PROVIDED RECORDS:

:::

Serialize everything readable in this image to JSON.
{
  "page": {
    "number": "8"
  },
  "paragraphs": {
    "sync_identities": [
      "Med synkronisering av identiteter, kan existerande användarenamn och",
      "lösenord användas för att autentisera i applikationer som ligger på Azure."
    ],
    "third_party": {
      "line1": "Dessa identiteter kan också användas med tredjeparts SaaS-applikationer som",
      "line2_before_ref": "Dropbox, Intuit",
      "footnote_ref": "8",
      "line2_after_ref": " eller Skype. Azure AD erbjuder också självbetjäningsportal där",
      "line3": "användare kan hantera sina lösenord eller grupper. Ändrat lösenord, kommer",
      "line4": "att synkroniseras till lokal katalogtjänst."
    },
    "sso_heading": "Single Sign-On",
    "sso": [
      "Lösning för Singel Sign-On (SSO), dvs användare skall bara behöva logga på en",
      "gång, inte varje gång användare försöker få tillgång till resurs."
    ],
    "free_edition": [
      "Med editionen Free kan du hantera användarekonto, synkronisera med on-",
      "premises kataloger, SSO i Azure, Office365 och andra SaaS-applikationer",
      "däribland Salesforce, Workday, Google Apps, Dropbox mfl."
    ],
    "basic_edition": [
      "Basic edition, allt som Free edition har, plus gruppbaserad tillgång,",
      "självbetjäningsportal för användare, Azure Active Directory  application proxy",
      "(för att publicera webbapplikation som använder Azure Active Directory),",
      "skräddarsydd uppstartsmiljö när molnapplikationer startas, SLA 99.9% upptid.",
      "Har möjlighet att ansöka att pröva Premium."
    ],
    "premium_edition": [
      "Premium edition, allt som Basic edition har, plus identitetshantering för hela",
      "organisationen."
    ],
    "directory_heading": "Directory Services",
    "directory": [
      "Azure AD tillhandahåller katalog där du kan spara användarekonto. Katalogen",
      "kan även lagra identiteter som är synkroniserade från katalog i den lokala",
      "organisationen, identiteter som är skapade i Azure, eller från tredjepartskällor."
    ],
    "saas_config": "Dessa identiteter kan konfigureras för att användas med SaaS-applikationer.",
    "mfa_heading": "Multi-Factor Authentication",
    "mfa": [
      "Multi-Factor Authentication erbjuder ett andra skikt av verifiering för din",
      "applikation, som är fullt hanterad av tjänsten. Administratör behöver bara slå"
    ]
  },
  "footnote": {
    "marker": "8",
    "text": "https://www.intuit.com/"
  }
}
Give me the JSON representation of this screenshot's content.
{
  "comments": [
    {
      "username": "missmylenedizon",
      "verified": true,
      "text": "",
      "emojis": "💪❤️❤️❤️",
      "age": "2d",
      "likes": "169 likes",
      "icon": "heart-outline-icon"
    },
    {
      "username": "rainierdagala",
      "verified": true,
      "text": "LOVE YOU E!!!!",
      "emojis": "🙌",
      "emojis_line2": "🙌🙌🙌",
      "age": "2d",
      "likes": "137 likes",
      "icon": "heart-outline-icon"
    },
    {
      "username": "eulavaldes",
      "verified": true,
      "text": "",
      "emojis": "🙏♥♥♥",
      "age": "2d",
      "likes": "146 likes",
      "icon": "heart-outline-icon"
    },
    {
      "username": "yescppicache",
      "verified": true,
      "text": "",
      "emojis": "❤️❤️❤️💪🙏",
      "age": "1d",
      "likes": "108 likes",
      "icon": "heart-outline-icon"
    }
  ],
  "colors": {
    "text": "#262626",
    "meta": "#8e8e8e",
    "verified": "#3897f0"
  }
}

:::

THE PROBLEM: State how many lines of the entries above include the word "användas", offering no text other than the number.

REPLY TO THE TASK: 3